There was certainly precedent for Newman’s late-career victory. Henry Fonda did the exact same thing when he won Best Actor for “On Golden Pond” (1981) one year after his honorary award. Prior to that the Hollywood icon had only been nominated at the Oscars for his lead role in “The Grapes of Wrath” (1940) and as a producer of “12 Angry Men” (1957), so to say he was overdue is an understatement.
Charles Chaplin actually won two honorary prizes before winning competitively. The academy handed him an honorary statuette at their very first ceremony for his overall work as an actor, writer, director and producer of “The Circus” (1928). Then almost 45 years later, after years in exile from America due to accusations of communism, he was welcomed back into Hollywood’s good graces with an honorary prize in 1972.
One year after that he won his competitive prize: Best Score for “Limelight,” a film that was actually produced in 1952 but wasn’t released in the US until two decades later.

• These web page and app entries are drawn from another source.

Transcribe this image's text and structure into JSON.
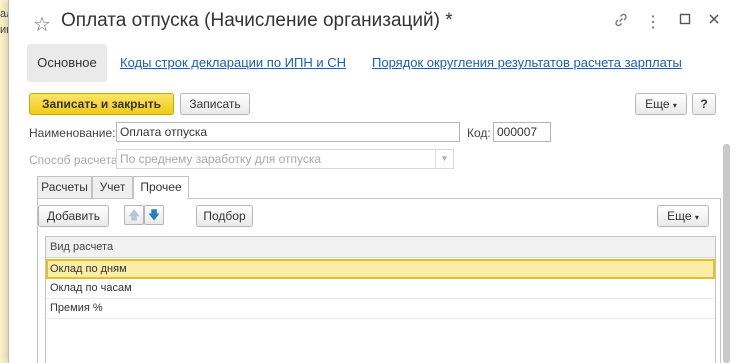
{
  "background": {
    "left_text_top": "ал",
    "left_text_mid": "инд"
  },
  "window": {
    "title": "Оплата отпуска (Начисление организаций) *",
    "favorite_icon": "star-icon",
    "link_icon": "link-icon",
    "menu_icon": "more-vertical-icon",
    "maximize_icon": "maximize-icon",
    "close_icon": "close-icon"
  },
  "nav": {
    "main": "Основное",
    "links": [
      "Коды строк декларации по ИПН и СН",
      "Порядок округления результатов расчета зарплаты"
    ]
  },
  "toolbar": {
    "save_close": "Записать и закрыть",
    "save": "Записать",
    "more": "Еще",
    "help": "?"
  },
  "form": {
    "name_label": "Наименование:",
    "name_value": "Оплата отпуска",
    "code_label": "Код:",
    "code_value": "000007",
    "method_label": "Способ расчета:",
    "method_value": "По среднему заработку для отпуска"
  },
  "tabs": [
    "Расчеты",
    "Учет",
    "Прочее"
  ],
  "panel": {
    "add": "Добавить",
    "select": "Подбор",
    "more": "Еще",
    "up_icon": "arrow-up-icon",
    "down_icon": "arrow-down-icon"
  },
  "table": {
    "header": "Вид расчета",
    "rows": [
      "Оклад по дням",
      "Оклад по часам",
      "Премия %"
    ]
  },
  "colors": {
    "accent_yellow": "#f5d327",
    "link_blue": "#1a5fb4",
    "selection": "#fbeca6"
  }
}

Prior to that he had earned three other competitive nominations, for acting in and writing “The Great Dictator” (1940), and for writing “Monsieur Verdoux” (1947).
The first person to win a competitive Oscar after receiving an honorary one was Laurence Olivier, though it was far from a career-achievement prize. The multi-hyphenate took home a special award for producing, directing, and starring in the Shakespeare adaptation “Henry V” (1946), only to win Best Actor two years later for another film based on the Bard’s work: “Hamlet” (1948). Gilding the lily as always, the academy handed him yet another honorary award in 1978, the same year he was nominated for Best Actor for “The Boys from Brazil” (1978).
Despite his impressive filmography, Lee’s own Oscar history has been sparse to say the least. His breakout hit, “Do the Right Thing” (1989), was snubbed from Best Picture and Best Director, ending up with just two nominations for Best Original Screenplay (Lee) and Best Supporting Actor (Danny Aiello). (It was no small irony that his bracing study of contemporary race relations was mostly overlooked the same year that the more benign “Driving Miss Daisy” swept the Oscars.) Lee competed once again for his documentary “4 Little Girls” (1997), but has been absent from the awards ever since.
“BlacKkKlansman” is more of the kind of envelope-pushing material that first put him on the map. After nominations at the Golden Globe, Critics’ Choice, BAFTA, DGA, PGA and WGA Awards, he seems almost assured Oscar bids for writing, directing, and producing. Should he triumph in Best Director, he’d become the first black filmmaker ever to clinch that prize. It would be a fitting tribute to a trailblazer who has already been honored for his career when his career was far from finished.
Be sure to check out how our experts rank this year’s Oscar contenders. Then take a look at the most up-to-date combined odds before you make your own 2019 Oscar predictions. Don’t be afraid to jump in now since you can keep changing your predictions until just before nominations are announced on January 22.